Subsequently, Defant et al. [2] documented a distinct increase in Sr isotopic ratios with latitude northward. They concluded that this supported their original conjecture that the variations were due to an increasing "crustal" component in subducted sediments as the continental blocks in the north were approached (China and Taiwan). They pointed out that sediment thicknesses increased toward the north along the trench.

Defant et al. [3] also did a detailed paper on the geochemistry and tectonic setting of the southern Luzon arc and concluded that the geochemistry suggested that continental crust (probably from sediments) played an important role in the Macolod corridor [4] and the Mindoro segments. They pointed out that crustal collision had occurred in the south between the North Palawan-Mindoro crustal block and suggested that sediment contamination was derived from this region. The work substantiated preliminary early isotope and trace element studies on the central Luzon arc [5] [6]

Further work was done on the northern Luzon arc by McDermott et al. [7] who found systematic variations in an assortment of isotopes with latitude not only in the lavas analyzed over the 500 km section of the arc but also in sediments along the trench. They concluded that the only way to explain the latitudinal variations was through the addition of an increasing input of terrigenous sediments toward the continental regions in the north (China and Taiwan)

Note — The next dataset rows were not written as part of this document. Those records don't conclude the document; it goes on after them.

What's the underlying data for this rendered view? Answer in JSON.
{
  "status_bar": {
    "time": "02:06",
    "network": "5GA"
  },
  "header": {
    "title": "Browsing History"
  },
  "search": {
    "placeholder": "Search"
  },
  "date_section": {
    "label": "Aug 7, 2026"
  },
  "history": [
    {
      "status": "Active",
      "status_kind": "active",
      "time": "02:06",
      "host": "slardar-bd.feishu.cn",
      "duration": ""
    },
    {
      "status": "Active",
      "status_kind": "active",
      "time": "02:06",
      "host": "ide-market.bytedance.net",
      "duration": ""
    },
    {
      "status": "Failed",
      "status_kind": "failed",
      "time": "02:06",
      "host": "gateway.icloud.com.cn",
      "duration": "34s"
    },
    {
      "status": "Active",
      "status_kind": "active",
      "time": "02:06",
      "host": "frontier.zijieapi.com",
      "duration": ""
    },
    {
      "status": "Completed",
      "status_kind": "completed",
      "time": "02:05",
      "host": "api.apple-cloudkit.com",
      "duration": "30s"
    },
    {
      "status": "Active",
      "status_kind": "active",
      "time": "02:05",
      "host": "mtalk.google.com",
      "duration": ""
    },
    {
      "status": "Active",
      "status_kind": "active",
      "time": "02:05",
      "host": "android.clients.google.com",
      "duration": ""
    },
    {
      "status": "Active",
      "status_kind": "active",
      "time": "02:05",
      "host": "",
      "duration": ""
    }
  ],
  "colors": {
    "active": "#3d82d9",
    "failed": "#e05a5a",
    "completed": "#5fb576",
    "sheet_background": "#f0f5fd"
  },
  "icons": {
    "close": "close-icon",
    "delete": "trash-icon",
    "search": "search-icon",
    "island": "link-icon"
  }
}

  1. ^ Defant, M. J., Jacques, D., Maury, R. C., de Boer, J., and Joron, J.-L., 1989, Geochemistry and tectonic setting of the Luzon arc, Philippines, Geol. Doc. Am. Bull, v. 101, p. 663-667.
  2. ^ Defant, M. J., Maury, R. C., Joron, J.-L., Feigenson, M.D., Leterrier, J., Bellon, H., Jacques, D., and Richard, M., 1990, The geochemistry and tectonic setting of the norther section of the Luzon arc (Philippines and Taiwan): Tectonophys., v. 183, p. 187-205.
  3. ^ Defant, M. J., Maury, R. C., Ripley, E. M., Feigenson, M. D., and Jacques, D., 1991, An example of island arc petrogenesis: Geochemistry and petrology of the southern Luzon arc Philippines: 1991, J. of Petrol., v. 32, p. 455-500.
  4. ^ Defant, M. J., de Boer, J., Oles, D., 1988, The western Luzon volcanic arc the Philippines: Two arcs divided by rifting: Tectonophys., v. 145, p. 305-317.
  5. ^ Knittle, U. and Defant, M. J., 1988, Sr isotope and trace element variations in Oligocene to recent igneous rocks from the Philippine island arc: Evidence for recent enrichment in the sub-Philippine mantle: EPSL, v. 87, p. 87-90.
  6. ^ Knittle, U., Defant, M. J., and Rakzek, I., 1988, Recent enrichment in the source region in arc magmas from Luzon Island, Philippines: Sr and Nd Isotopic evidence: Geol. v. 16, p. 73-76.
  7. ^ McDermott, F., Defant, M.J., Hawkesworth, C.J., Maury, R. C., Joron, J.-L., 1993, Isotope and trace element evidence for three component mixing in the genesis of north Luzon arc lavas (Philippines): Contrib. Mineral. Petrol. v. 113, p. 9-23.